A divorce proceeding can be complex enough. Where parties do not agree on one or more matters, it can turn a divorce into a contested legal proceeding. Whether the differences be on child custody, child support, spousal support, property and debt division or any other issue, if there is not a complete agreement, a judge often has to resolve the dispute after a trial.

However, in some cases, matters may even be more complex. For example, in some cases, third parties may need to be added to the divorce itself for jurisdictional purposes. In addition, third parties can hire legal counsel, call witnesses and present evidence at trial. Thus, the dispute between the two parties to the marriage can become broader and complex.

When Are Third Parties Necessary?

Many are confused at the notion of a third party being added to a divorce proceeding. But in some cases, the third parties have to be added to ensure the court has jurisdiction to address all relevant issues. Without their addition, the court lack may lack jurisdiction to address essential matters regarding property and debt division and child custody.

Below are some examples of times where third parties are necessary:

Third Party Fathers: When children are born of the marriage or a pregnancy, there is a presumption that the husband is the father of that child. However, in some cases, that is in dispute or not true. It might be alleged that the wife had an extramarital affair and that another individual is the father of the child. In those cases, the actual father of the child will need to be added to the divorce if it is proven that the husband is not the father through a DNA test.
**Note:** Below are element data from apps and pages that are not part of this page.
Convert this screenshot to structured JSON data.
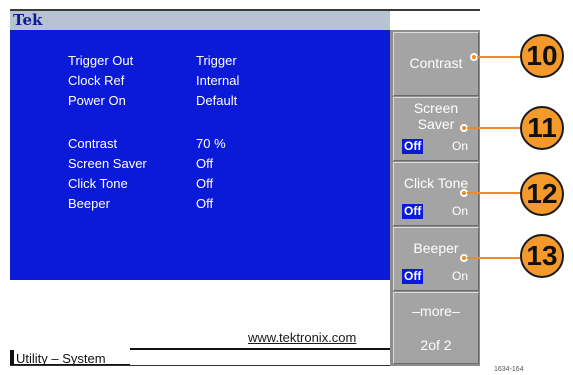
{
  "app": {
    "brand": "Tek"
  },
  "settings": [
    {
      "label": "Trigger Out",
      "value": "Trigger"
    },
    {
      "label": "Clock Ref",
      "value": "Internal"
    },
    {
      "label": "Power On",
      "value": "Default"
    },
    {
      "label": "Contrast",
      "value": "70 %"
    },
    {
      "label": "Screen Saver",
      "value": "Off"
    },
    {
      "label": "Click Tone",
      "value": "Off"
    },
    {
      "label": "Beeper",
      "value": "Off"
    }
  ],
  "footer": {
    "url": "www.tektronix.com",
    "tab": "Utility – System"
  },
  "softkeys": {
    "contrast": {
      "label": "Contrast"
    },
    "screen_saver": {
      "label_line1": "Screen",
      "label_line2": "Saver",
      "off": "Off",
      "on": "On",
      "selected": "Off"
    },
    "click_tone": {
      "label": "Click Tone",
      "off": "Off",
      "on": "On",
      "selected": "Off"
    },
    "beeper": {
      "label": "Beeper",
      "off": "Off",
      "on": "On",
      "selected": "Off"
    },
    "more": {
      "label": "–more–",
      "page": "2of 2"
    }
  },
  "callouts": [
    "10",
    "11",
    "12",
    "13"
  ],
  "figure_id": "1634-164",
  "colors": {
    "screen_blue": "#0b1ad6",
    "softkey_gray": "#a4a4a4",
    "callout_orange": "#f39a2b"
  }
}
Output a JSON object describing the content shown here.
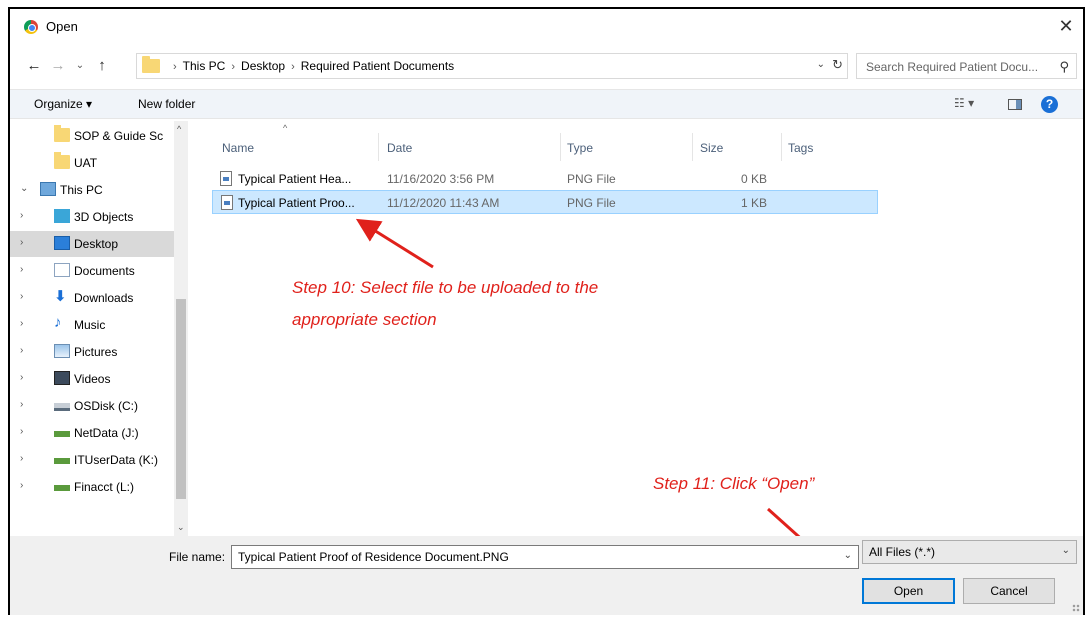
{
  "window": {
    "title": "Open",
    "close_glyph": "✕"
  },
  "address_bar": {
    "crumbs": [
      "This PC",
      "Desktop",
      "Required Patient Documents"
    ]
  },
  "search": {
    "placeholder": "Search Required Patient Docu..."
  },
  "toolbar": {
    "organize_label": "Organize ▾",
    "new_folder_label": "New folder",
    "view_glyph": "☷ ▾",
    "help_glyph": "?"
  },
  "nav_pane": {
    "items": [
      {
        "label": "SOP & Guide Sc",
        "icon": "folder-icon",
        "chevron": ""
      },
      {
        "label": "UAT",
        "icon": "folder-icon",
        "chevron": ""
      },
      {
        "label": "This PC",
        "icon": "computer-icon",
        "chevron": "⌄"
      },
      {
        "label": "3D Objects",
        "icon": "3d-objects-icon",
        "chevron": "›"
      },
      {
        "label": "Desktop",
        "icon": "desktop-icon",
        "chevron": "›"
      },
      {
        "label": "Documents",
        "icon": "documents-icon",
        "chevron": "›"
      },
      {
        "label": "Downloads",
        "icon": "downloads-icon",
        "chevron": "›"
      },
      {
        "label": "Music",
        "icon": "music-icon",
        "chevron": "›"
      },
      {
        "label": "Pictures",
        "icon": "pictures-icon",
        "chevron": "›"
      },
      {
        "label": "Videos",
        "icon": "videos-icon",
        "chevron": "›"
      },
      {
        "label": "OSDisk (C:)",
        "icon": "disk-icon",
        "chevron": "›"
      },
      {
        "label": "NetData (J:)",
        "icon": "network-drive-icon",
        "chevron": "›"
      },
      {
        "label": "ITUserData (K:)",
        "icon": "network-drive-icon",
        "chevron": "›"
      },
      {
        "label": "Finacct (L:)",
        "icon": "network-drive-icon",
        "chevron": "›"
      }
    ]
  },
  "file_list": {
    "columns": [
      "Name",
      "Date",
      "Type",
      "Size",
      "Tags"
    ],
    "rows": [
      {
        "name": "Typical Patient Hea...",
        "date": "11/16/2020 3:56 PM",
        "type": "PNG File",
        "size": "0 KB"
      },
      {
        "name": "Typical Patient Proo...",
        "date": "11/12/2020 11:43 AM",
        "type": "PNG File",
        "size": "1 KB"
      }
    ]
  },
  "annotations": {
    "step10_line1": "Step 10: Select file to be uploaded to the",
    "step10_line2": "appropriate section",
    "step11": "Step 11: Click “Open”"
  },
  "bottom": {
    "file_name_label": "File name:",
    "file_name_value": "Typical Patient Proof of Residence Document.PNG",
    "filter_value": "All Files (*.*)",
    "open_label": "Open",
    "cancel_label": "Cancel"
  },
  "colors": {
    "annotation": "#e0211b",
    "selection": "#cce8ff",
    "accent": "#0078d7"
  }
}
By adding the natural father, the court can divorce the parties, make a finding that the husband is not the father and can name the third party as father of the child for custody and support purposes.

Trust Assets: In some marriages, there are trust assets that can come into the dispute as to marital property and debt division. The exact type of trust can vary. However, many of these trusts can be irrevocable trusts where neither party to the divorce is a trustee. Yet, one party to the divorce argues that trust assets or income is marital property in some regard. When this is the case, the trustee of the trust often needs to be added as a third party to the divorce for matters relating to the trust in the divorce resolution.

Jointly Held Property: Parties who are divorcing can sometimes hold property jointly with other third parties who are not their spouse. For example, it could be real estate, vehicles, bank or investment accounts and various assets. Sometimes, this is done innocently. But in other cases, the property is jointly held in an attempt at shielding it from the divorce court. When one spouse alleges that the jointly held property is martial property, the third party who holds title to this property often needs to be added into the divorce as a third party. Otherwise, the court would have no jurisdiction to order this third property to do anything relative to this jointly held property.

Business Interests: If a business interest is at issue in a divorce, the business or corporation may need to be added to this litigation as well. Adding the business or corporation into the litigation as a third party gives the court jurisdiction over the entity. It also gives the entity the ability to defend their interests. Adding a third party entity into litigation is often more important where there are other owners besides the divorcing parties.

The above examples are not all of the instances where a third party may need to be added into a divorce. But these are some of the more common examples.

What Happens When A Third Party is Joined?

When a third party is joined, the third party generally has a right to file legal pleadings and motions to protect their interests. These third parties may also opt to issue discovery, take depositions, call and examine witnesses and president evidence at trial.

Thus, the addition of a third party can delay the divorce proceedings in certain respects. It might also make the litigation more complex and costly. At the same time, the addition of third parties is sometimes a necessity.